“Coming into the second quarter of 2021,” said Trapani. “Our market is still strong and growing. There are probably municipalities that used Covid as a reason to not get projects out, or delay them, but there are quite a few that sped things up. 

“There also are some sewer system owners who are concerned about decreased revenues going forward due to the pandemic, but there is no indication thus far that there will be a significant decline in the spend that will take place to address the aging underground infrastructure.” 

Important issues 

Because safety is NASSCO’s top priority, one of its major initiatives for 2021 is the continued investigation about CIPP emission safety. 

“We have recently selected the Trenchless Technology Center (TTC) at Louisiana Tech University to conduct Phase 3 of the study, which will be a follow-up to TTC’s Phase 2 recommendations regarding refrigeration/storage trucks and emission stacks,” said Trapani. 

To ensure a safe work environment, he continued, for anyone entering liner transport trucks or a storage unit, active air monitoring should be utilized at the initial opening of the truck or storage unit door. 

Also, suitable PPE should be worn by those opening and immediately entering the truck or storage unit. Emission stacks should be a minimum of six feet in height to enhance the dispersion of emissions and lessen the likelihood of workers entering the perimeter from having to cross into the plume, even when wearing PPE. 

For emission stacks, a perimeter of 15-feet should be implemented around exhaust manholes and emission stacks during curing. This perimeter could be entered for short amounts of time, not exceeding five minutes. If this area must be entered for longer than five minutes, suitable PPE should be used. 

Phase 3 of the study has two objectives.

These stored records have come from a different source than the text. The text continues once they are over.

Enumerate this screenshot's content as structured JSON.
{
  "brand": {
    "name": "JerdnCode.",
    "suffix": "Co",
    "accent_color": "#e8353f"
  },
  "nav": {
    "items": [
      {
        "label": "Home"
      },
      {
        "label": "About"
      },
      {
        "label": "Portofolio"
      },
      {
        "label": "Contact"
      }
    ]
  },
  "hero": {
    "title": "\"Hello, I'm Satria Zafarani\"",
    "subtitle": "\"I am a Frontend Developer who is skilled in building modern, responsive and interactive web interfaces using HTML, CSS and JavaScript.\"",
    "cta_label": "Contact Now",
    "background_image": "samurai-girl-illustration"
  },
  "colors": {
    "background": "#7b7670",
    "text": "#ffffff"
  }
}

The first is to measure breakthrough times of various coating/resin combinations to create a mathematical model showing emission concentration versus time for different coatings and thicknesses. Objective two will validate that model via the building of VOCs inside a liner transport truck. 

“To keep step with advancements in machine learning, NASSCO is also working with software vendors, WRc and others aligned to our industry, to develop accuracy rating systems for Automated Defect Recognition (ADR) products that use PACP,” Trapani said. 

Another 2021 priority is the late-spring launch of a new learning management system that simplifies the process of class registration for both students and trainers. 

“These are exciting times for an exciting industry,” said Joy. “we all look forward to the time we can meet freely in person.”  


NASSCO, (301) 624-2400, 

From Archive


{{ error }}
{{ comment.comment.Name }} • {{ comment.timeAgo }}
{{ comment.comment.Text }}